and this dude has his opinions on why you should use a wooden comb also;
Selecting a wood comb:
There are countless types and styles of wooden combs, another benefit being that you are likely to find a comb which is unique, well suited for your hair type, comfortable on hair, and in hand, and speaks of your own unique tastes and style.
There is no “right or wrong” comb, it really just comes down to overall quality, purpose, and preference based on intended use, hair type, functionality, and individual style.
Here are some things to consider when looking for a quality wood comb:
1.) Handmade is always best. Any craftsman with the least bit of self respect will play close attention to the various details that go into making a fine comb. A handmade item is an extension of the person making it, and it has a bit of a story to tell, making it a piece of functional art.
Mass produced combs are often cut on a machine as dictated by a computer program. they are void of style, and soul. They are lacking in the nuance that goes hand in hand with artistry and wood working.
When buying a handmade comb you are investing in the person who has crafted it, you are supporting a person, a dream, a family- a small business!
2.) The wood used should be a hardwood. Soft woods such as pine will swell, splinter, and break in a relatively short period of time. Splintering will leave rough edges which will damage the hair.
3.) Solid woods (aside from a few exceptions) are best. Plywood is susceptible to swelling, splintering, and delaminating unless great attention is given to proper sanding and finishing.
4.) Woods with tight, straight, uniform grains will generally last longer than that with a sporadic grain pattern.
5.) Wood grain should always run parallel with the tines (teeth), this lends strength and durability to the tines, as well as reduces the amount of drag and resistance when combing.

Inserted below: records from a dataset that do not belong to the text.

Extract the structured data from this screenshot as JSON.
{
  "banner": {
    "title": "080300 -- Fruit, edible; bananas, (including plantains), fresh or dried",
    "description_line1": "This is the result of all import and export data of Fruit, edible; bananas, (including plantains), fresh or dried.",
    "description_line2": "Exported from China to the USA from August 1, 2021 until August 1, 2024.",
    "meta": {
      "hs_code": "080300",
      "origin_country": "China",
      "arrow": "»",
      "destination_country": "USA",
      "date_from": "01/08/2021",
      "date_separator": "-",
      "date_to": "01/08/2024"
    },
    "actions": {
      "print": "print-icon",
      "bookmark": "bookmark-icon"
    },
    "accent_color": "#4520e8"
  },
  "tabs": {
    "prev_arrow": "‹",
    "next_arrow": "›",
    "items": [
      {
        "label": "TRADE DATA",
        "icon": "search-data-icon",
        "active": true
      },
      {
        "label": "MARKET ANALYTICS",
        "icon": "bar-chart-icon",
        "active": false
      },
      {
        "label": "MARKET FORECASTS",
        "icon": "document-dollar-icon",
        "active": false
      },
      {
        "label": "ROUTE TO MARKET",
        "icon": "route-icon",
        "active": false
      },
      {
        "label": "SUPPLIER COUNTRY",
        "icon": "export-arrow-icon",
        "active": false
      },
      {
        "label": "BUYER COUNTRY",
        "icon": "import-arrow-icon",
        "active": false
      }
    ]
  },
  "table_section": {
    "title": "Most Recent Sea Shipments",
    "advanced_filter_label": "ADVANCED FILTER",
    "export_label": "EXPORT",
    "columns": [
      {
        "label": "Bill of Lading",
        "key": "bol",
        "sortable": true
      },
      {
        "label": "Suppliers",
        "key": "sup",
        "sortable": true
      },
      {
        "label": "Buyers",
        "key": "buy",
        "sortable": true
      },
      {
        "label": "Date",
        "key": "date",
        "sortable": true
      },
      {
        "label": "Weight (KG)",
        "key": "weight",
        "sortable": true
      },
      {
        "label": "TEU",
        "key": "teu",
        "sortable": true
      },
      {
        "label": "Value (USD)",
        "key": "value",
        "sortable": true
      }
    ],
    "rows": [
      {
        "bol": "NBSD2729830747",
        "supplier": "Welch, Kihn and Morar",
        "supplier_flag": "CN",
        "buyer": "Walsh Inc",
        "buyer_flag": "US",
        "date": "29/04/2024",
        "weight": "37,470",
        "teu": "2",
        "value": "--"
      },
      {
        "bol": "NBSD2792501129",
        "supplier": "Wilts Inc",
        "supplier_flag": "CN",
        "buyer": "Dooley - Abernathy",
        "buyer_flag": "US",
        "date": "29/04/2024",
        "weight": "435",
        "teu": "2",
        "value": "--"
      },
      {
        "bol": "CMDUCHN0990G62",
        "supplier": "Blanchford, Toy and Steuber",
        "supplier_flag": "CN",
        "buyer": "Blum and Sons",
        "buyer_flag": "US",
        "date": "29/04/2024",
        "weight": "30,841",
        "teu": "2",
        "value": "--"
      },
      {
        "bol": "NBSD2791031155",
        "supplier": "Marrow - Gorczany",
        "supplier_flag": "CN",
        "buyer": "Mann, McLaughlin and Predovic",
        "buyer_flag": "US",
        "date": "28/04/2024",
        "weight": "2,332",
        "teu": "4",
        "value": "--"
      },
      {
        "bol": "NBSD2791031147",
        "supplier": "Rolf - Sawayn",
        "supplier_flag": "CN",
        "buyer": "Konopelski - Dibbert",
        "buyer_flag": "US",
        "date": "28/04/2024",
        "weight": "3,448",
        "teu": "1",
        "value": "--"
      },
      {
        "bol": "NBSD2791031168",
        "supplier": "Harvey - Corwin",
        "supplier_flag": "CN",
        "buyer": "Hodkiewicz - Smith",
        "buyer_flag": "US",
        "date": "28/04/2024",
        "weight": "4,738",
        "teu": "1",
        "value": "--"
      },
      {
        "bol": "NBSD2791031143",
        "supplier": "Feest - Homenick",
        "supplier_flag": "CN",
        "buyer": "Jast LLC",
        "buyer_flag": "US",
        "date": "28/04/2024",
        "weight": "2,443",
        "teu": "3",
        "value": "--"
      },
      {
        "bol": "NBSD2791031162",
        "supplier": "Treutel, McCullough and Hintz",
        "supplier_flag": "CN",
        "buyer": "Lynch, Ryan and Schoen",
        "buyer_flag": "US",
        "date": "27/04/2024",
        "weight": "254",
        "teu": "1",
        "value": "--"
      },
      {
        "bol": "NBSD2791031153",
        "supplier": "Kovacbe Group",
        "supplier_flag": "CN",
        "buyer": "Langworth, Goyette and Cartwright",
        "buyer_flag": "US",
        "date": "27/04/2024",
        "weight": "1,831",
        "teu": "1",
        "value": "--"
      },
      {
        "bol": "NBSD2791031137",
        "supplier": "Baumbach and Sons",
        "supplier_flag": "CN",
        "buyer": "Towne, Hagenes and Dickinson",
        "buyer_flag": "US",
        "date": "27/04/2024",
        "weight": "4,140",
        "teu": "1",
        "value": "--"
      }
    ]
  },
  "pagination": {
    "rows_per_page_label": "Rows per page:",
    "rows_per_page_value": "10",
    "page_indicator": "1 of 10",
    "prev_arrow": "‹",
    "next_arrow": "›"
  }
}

Sometimes the design of a comb, especially a comb that is particularly long, or is handled, the comb will be cut with the grain on a slight bias (diagonal).
By cutting on the bias, overall strength is distributed across the length of the comb. Wood grain should never run completely perpendicular to the tines. This results in a weak tine that is susceptible to chipping, splintering, and breaking, as well increased drag/ resistance while combing.
Maintaining your wood comb:
Wood combs come in a wide price range, and can often times be rather expensive due to the cost and availability of the wood that has been selected; the workability of the wood; and the complexity of the design. Remember, when purchasing a quality, handmade comb, time, heart, knowledge, skill, detail and patience are of great value.
A cheap comb is just that, a cheap comb! However, a quality comb, with proper care will last a lifetime. Typical combing, especially when using natural, plant based products alone will adequately oil and condition your comb, but can lead to dirt/debris, and excessive oil/wax build up on the comb.
Placing a bit of any natural oil on a piece of cotton and gently wiping the entire comb, top to bottom, along all surfaces, corners, and edges will clean the comb, as well as condition the wood. I prefer to use coconut oil. It is a fairly stable oil and is known for it’s anti-fungal properties.
Wood and water don’t always agree with each other. Wood is very durable, some woods more so than others, and will tolerate a reasonable exposure to water. Prolonged exposure to wet conditions will overtime deteriorate the wood, as well as become a bit unsanitary. Being left in the shower, or lying on/ in a wet sink will not promote longevity.